Figure 7. Instant Coffee Rules China
Source: Qianzhan Industry Research.
One such domestic retailer is Seesaw Coffee, a specialty purveyor not so dissimilar from La Colombe. According to the company, over the last four years, it has become the largest domestic buyer of specialty beans from Yunnan and has employees based in the province who work directly with farmers. The owner and baristas take their inspiration from the Chicago-based Intelligentsia café chain and from Japanese coffee culture, and the company also offers training to local farmers on coffee processing and sustainable practices.
Seesaw is hardly alone. New Chinese artisans are connecting with the global coffee culture. Even incumbents like Starbucks are adapting and jumping into the fray. It too has debuted its first single-origin Yunnan coffee, and has invested in training centers to help local farmers improve the quality of their beans. The American company has also been increasing its purchases from the province in recent years. In 2014, Starbucks bought 14,000 bags of Yunnan coffee for export, up from 2,600 bags in 2013. Though this is a blip in Starbucks’ global purchases, it nonetheless represented over 50% of Chinese coffee exports to the United States.
Starbucks is a behemoth, but it once was the pioneer in selling coffee as an experience rather than a mere caffeinated commodity. Rather than deviating from that strategy, the Seattle coffee giant has doubled down on it by investing in flagship roasteries around the world, with the largest in Shanghai.

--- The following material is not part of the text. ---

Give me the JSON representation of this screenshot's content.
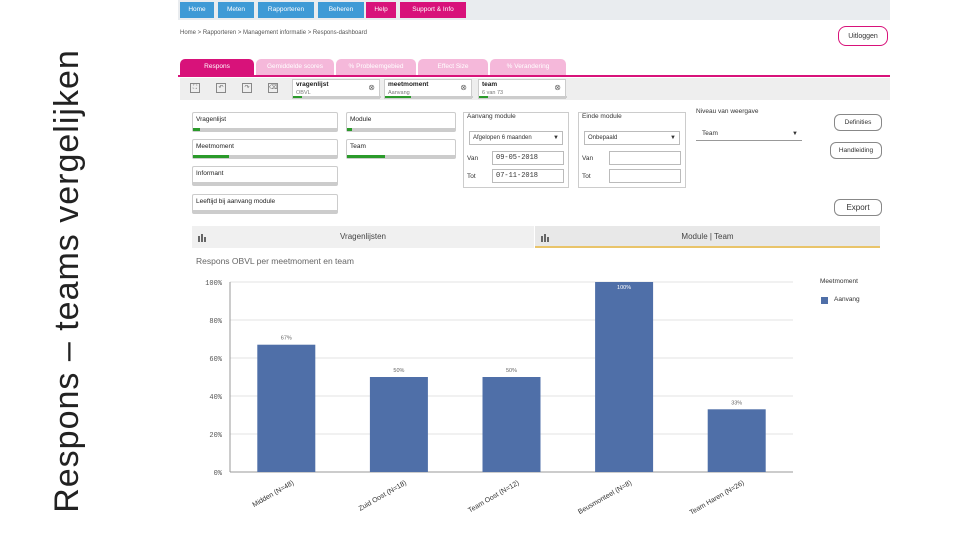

That kind of experience may not be within reach for most Chinese, yet without the likes of Nestlé and Starbucks, China today may not have had a coffee industry to speak of. It was foreign knowhow and direct linkages to a global market of consumers that resuscitated a dying industry (see Figure 8). Yunnan coffee has found a second life, one that is highly encouraged by the local government. Its recent success has brought the world to this southwest corner of China in search of the next big thing in coffee.
Figure 8. Private Players Dominate Market Share
Note: Data is only for 2009.
Source: International Trade Centre.
Unlike the Chinese wine industry, largely composed of state-owned firms, the coffee business relies on a tapestry of private domestic firms, major foreign-invested ventures, a hodgepodge of independent local purveyors, and access to global markets and culture. All of which are results of accommodative agricultural reforms and the enormous openings that took place over the last 30 years, particularly in consumer markets.
Yunnan coffee would not have ended up in American cafes without this combination of factors that allowed an immature industry to punch above its weight and earn recognition via ambassadors in coffee-consuming, wealthy countries. Starbucks may have trailblazed the “coffee as an experience” concept, but it no longer has a monopoly on it in China.